Give the entries back exactly as they stand, but without pictures.

□ □ □ □ □

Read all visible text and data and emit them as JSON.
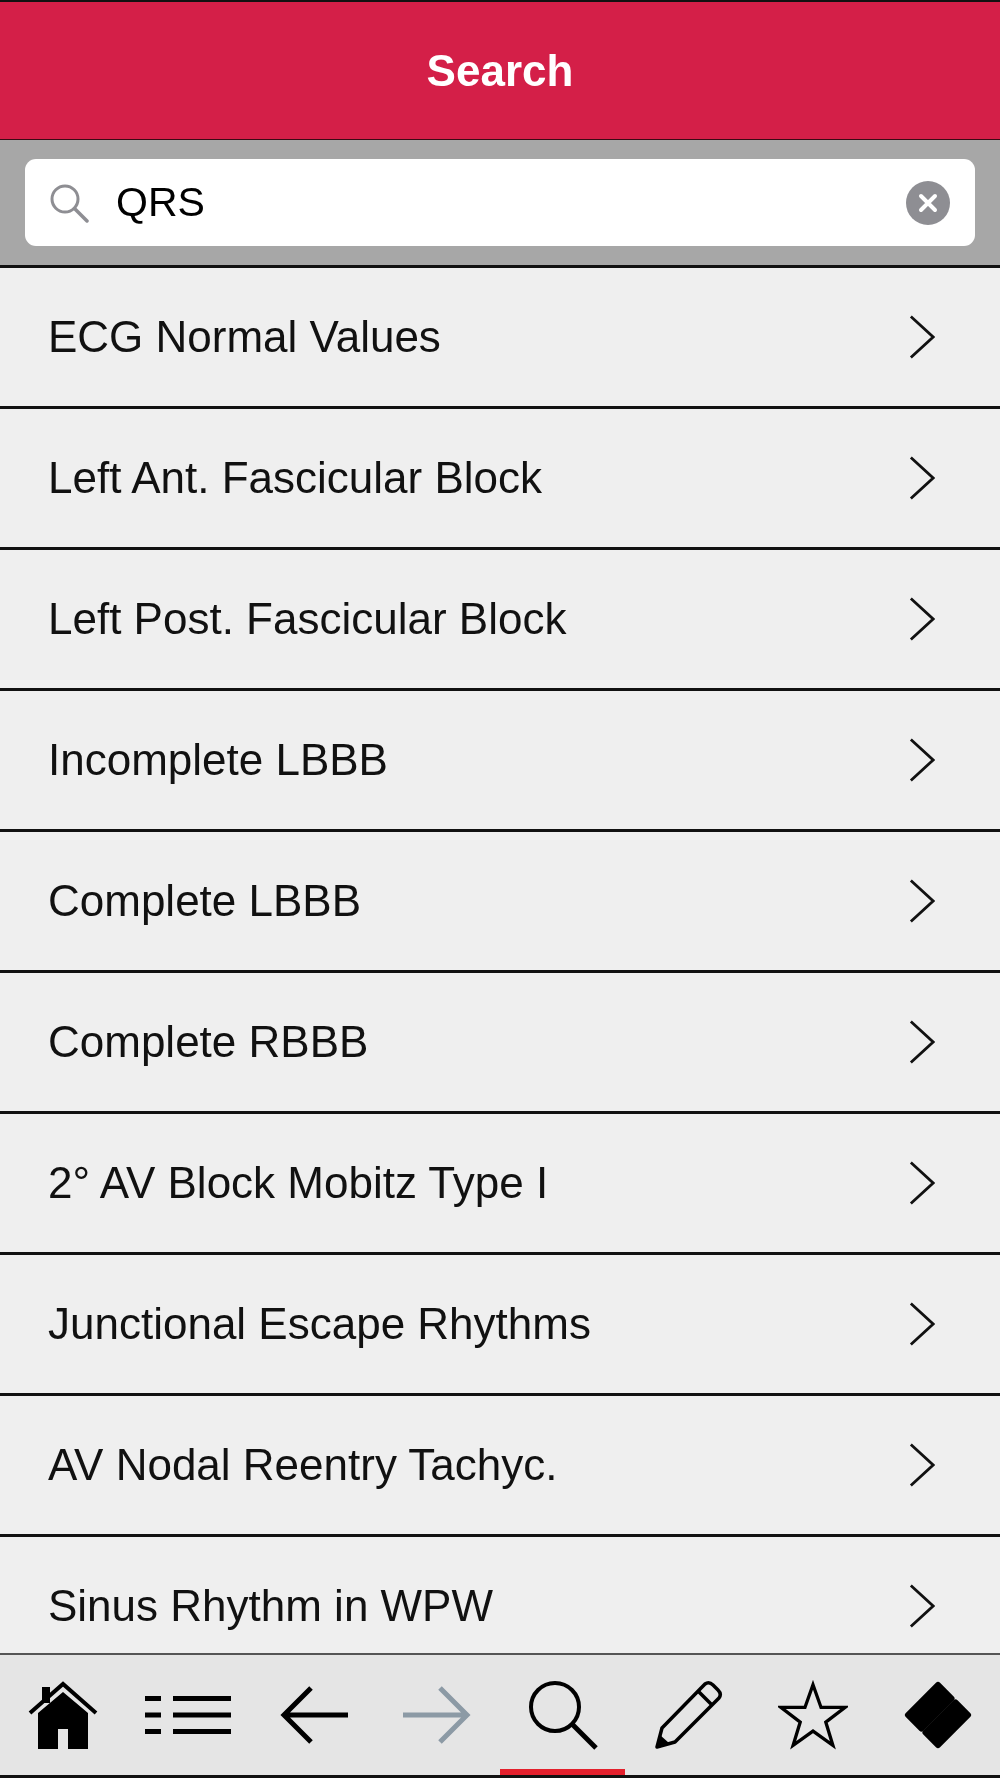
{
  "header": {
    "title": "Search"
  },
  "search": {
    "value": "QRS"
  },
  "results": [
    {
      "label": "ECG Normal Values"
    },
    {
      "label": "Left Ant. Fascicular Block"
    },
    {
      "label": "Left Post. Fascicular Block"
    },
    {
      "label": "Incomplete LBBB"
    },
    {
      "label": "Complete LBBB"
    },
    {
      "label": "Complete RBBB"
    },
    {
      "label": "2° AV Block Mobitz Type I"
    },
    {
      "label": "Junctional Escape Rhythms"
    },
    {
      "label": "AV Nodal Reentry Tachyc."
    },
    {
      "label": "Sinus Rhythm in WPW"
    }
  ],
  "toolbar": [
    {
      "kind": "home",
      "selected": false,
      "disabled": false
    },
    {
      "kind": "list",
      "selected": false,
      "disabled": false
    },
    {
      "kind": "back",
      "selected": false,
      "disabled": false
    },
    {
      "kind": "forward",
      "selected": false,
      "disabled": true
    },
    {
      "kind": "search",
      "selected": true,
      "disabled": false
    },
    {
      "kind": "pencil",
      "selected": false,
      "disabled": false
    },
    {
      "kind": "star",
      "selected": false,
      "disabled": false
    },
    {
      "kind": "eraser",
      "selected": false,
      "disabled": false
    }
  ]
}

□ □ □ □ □

*EXERCISE RESULT*:
Read all visible text and data and emit them as JSON.
{
  "header": {
    "title": "Search"
  },
  "search": {
    "value": "QRS"
  },
  "results": [
    {
      "label": "ECG Normal Values"
    },
    {
      "label": "Left Ant. Fascicular Block"
    },
    {
      "label": "Left Post. Fascicular Block"
    },
    {
      "label": "Incomplete LBBB"
    },
    {
      "label": "Complete LBBB"
    },
    {
      "label": "Complete RBBB"
    },
    {
      "label": "2° AV Block Mobitz Type I"
    },
    {
      "label": "Junctional Escape Rhythms"
    },
    {
      "label": "AV Nodal Reentry Tachyc."
    },
    {
      "label": "Sinus Rhythm in WPW"
    }
  ],
  "toolbar": [
    {
      "kind": "home",
      "selected": false,
      "disabled": false
    },
    {
      "kind": "list",
      "selected": false,
      "disabled": false
    },
    {
      "kind": "back",
      "selected": false,
      "disabled": false
    },
    {
      "kind": "forward",
      "selected": false,
      "disabled": true
    },
    {
      "kind": "search",
      "selected": true,
      "disabled": false
    },
    {
      "kind": "pencil",
      "selected": false,
      "disabled": false
    },
    {
      "kind": "star",
      "selected": false,
      "disabled": false
    },
    {
      "kind": "eraser",
      "selected": false,
      "disabled": false
    }
  ]
}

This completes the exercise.